__About this exercise__
Omit all pictures, then retype the data exactly as given.

__Records for this task__
== == ==

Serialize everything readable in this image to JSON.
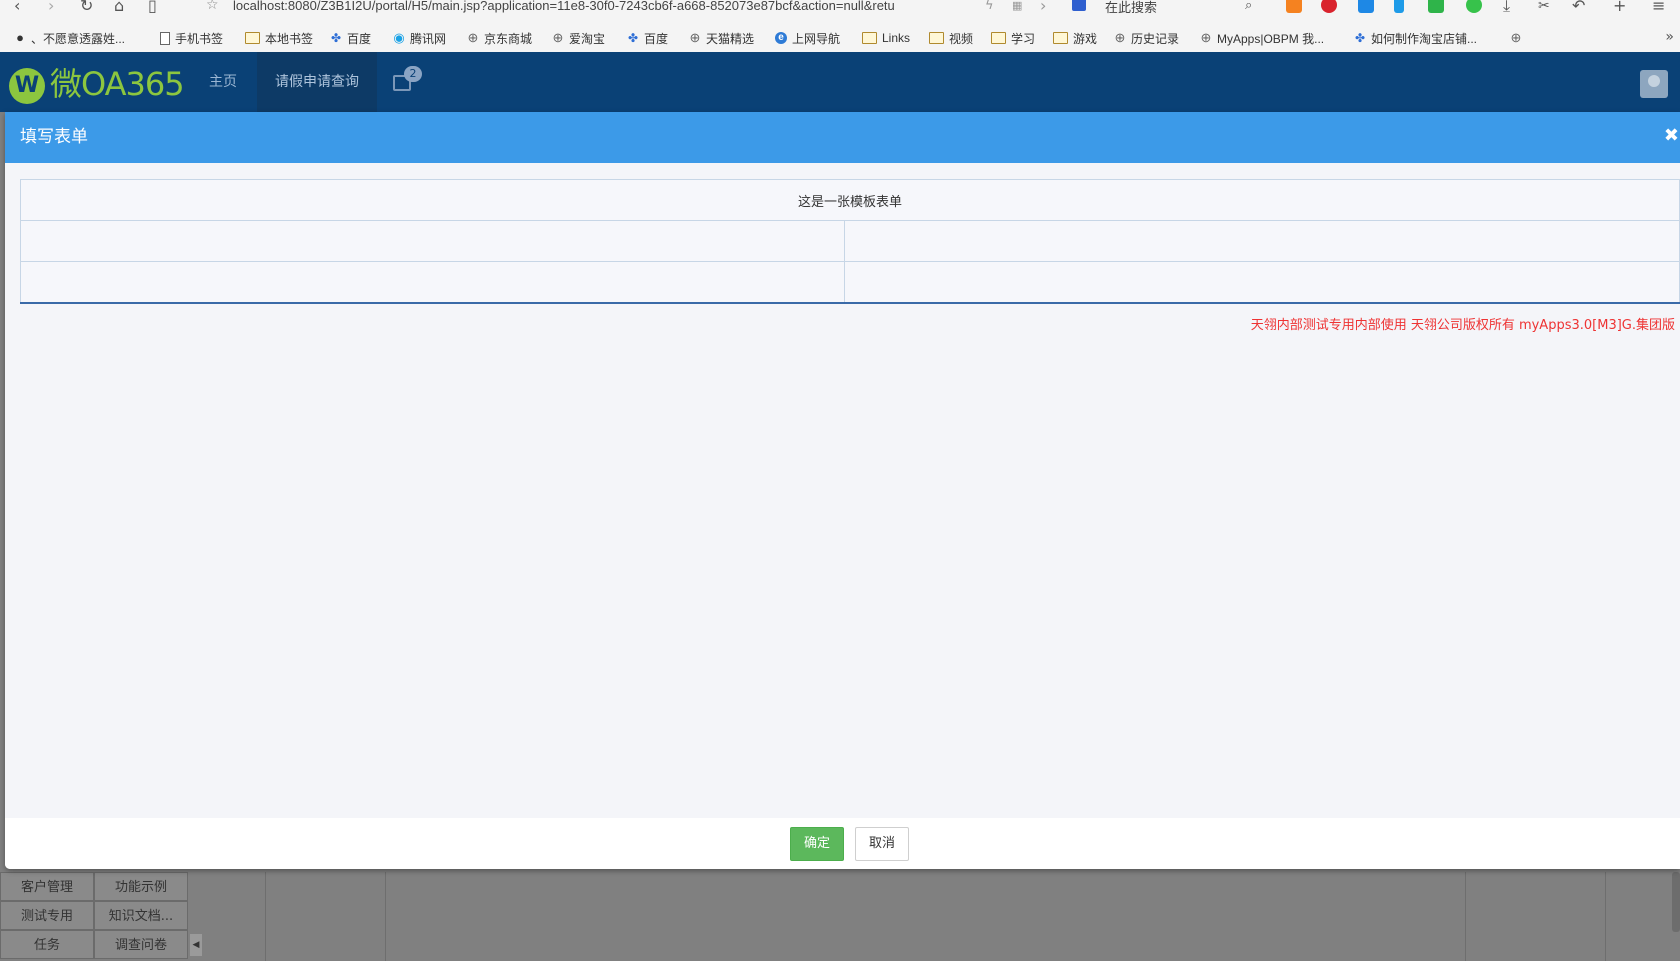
{
  "browser": {
    "url": "localhost:8080/Z3B1I2U/portal/H5/main.jsp?application=11e8-30f0-7243cb6f-a668-852073e87bcf&action=null&retu",
    "search_placeholder": "在此搜索",
    "bookmarks": [
      {
        "label": "、不愿意透露姓...",
        "icon": "avatar-icon"
      },
      {
        "label": "手机书签",
        "icon": "page-icon"
      },
      {
        "label": "本地书签",
        "icon": "folder-icon"
      },
      {
        "label": "百度",
        "icon": "paw-icon"
      },
      {
        "label": "腾讯网",
        "icon": "swirl-icon"
      },
      {
        "label": "京东商城",
        "icon": "globe-icon"
      },
      {
        "label": "爱淘宝",
        "icon": "globe-icon"
      },
      {
        "label": "百度",
        "icon": "paw-icon"
      },
      {
        "label": "天猫精选",
        "icon": "globe-icon"
      },
      {
        "label": "上网导航",
        "icon": "ie-icon"
      },
      {
        "label": "Links",
        "icon": "folder-icon"
      },
      {
        "label": "视频",
        "icon": "folder-icon"
      },
      {
        "label": "学习",
        "icon": "folder-icon"
      },
      {
        "label": "游戏",
        "icon": "folder-icon"
      },
      {
        "label": "历史记录",
        "icon": "globe-icon"
      },
      {
        "label": "MyApps|OBPM 我...",
        "icon": "globe-icon"
      },
      {
        "label": "如何制作淘宝店铺...",
        "icon": "paw-icon"
      },
      {
        "label": "",
        "icon": "globe-icon"
      }
    ]
  },
  "app": {
    "logo_letter": "W",
    "logo_text": "微OA365",
    "tabs": {
      "home": "主页",
      "leave_query": "请假申请查询"
    },
    "window_count": "2"
  },
  "modal": {
    "title": "填写表单",
    "close_glyph": "✖",
    "form_title": "这是一张模板表单",
    "copyright": "天翎内部测试专用内部使用 天翎公司版权所有 myApps3.0[M3]G.集团版",
    "ok_label": "确定",
    "cancel_label": "取消"
  },
  "background_menu": [
    [
      "客户管理",
      "功能示例"
    ],
    [
      "测试专用",
      "知识文档..."
    ],
    [
      "任务",
      "调查问卷"
    ]
  ],
  "colors": {
    "header_bg": "#0a4176",
    "modal_header_bg": "#3c9ae8",
    "ok_button": "#5cb85c",
    "copyright_text": "#ee3333",
    "logo_green": "#8cc63f"
  }
}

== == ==

__Output for this task__
Serialize everything readable in this image to JSON.
{
  "browser": {
    "url": "localhost:8080/Z3B1I2U/portal/H5/main.jsp?application=11e8-30f0-7243cb6f-a668-852073e87bcf&action=null&retu",
    "search_placeholder": "在此搜索",
    "bookmarks": [
      {
        "label": "、不愿意透露姓...",
        "icon": "avatar-icon"
      },
      {
        "label": "手机书签",
        "icon": "page-icon"
      },
      {
        "label": "本地书签",
        "icon": "folder-icon"
      },
      {
        "label": "百度",
        "icon": "paw-icon"
      },
      {
        "label": "腾讯网",
        "icon": "swirl-icon"
      },
      {
        "label": "京东商城",
        "icon": "globe-icon"
      },
      {
        "label": "爱淘宝",
        "icon": "globe-icon"
      },
      {
        "label": "百度",
        "icon": "paw-icon"
      },
      {
        "label": "天猫精选",
        "icon": "globe-icon"
      },
      {
        "label": "上网导航",
        "icon": "ie-icon"
      },
      {
        "label": "Links",
        "icon": "folder-icon"
      },
      {
        "label": "视频",
        "icon": "folder-icon"
      },
      {
        "label": "学习",
        "icon": "folder-icon"
      },
      {
        "label": "游戏",
        "icon": "folder-icon"
      },
      {
        "label": "历史记录",
        "icon": "globe-icon"
      },
      {
        "label": "MyApps|OBPM 我...",
        "icon": "globe-icon"
      },
      {
        "label": "如何制作淘宝店铺...",
        "icon": "paw-icon"
      },
      {
        "label": "",
        "icon": "globe-icon"
      }
    ]
  },
  "app": {
    "logo_letter": "W",
    "logo_text": "微OA365",
    "tabs": {
      "home": "主页",
      "leave_query": "请假申请查询"
    },
    "window_count": "2"
  },
  "modal": {
    "title": "填写表单",
    "close_glyph": "✖",
    "form_title": "这是一张模板表单",
    "copyright": "天翎内部测试专用内部使用 天翎公司版权所有 myApps3.0[M3]G.集团版",
    "ok_label": "确定",
    "cancel_label": "取消"
  },
  "background_menu": [
    [
      "客户管理",
      "功能示例"
    ],
    [
      "测试专用",
      "知识文档..."
    ],
    [
      "任务",
      "调查问卷"
    ]
  ],
  "colors": {
    "header_bg": "#0a4176",
    "modal_header_bg": "#3c9ae8",
    "ok_button": "#5cb85c",
    "copyright_text": "#ee3333",
    "logo_green": "#8cc63f"
  }
}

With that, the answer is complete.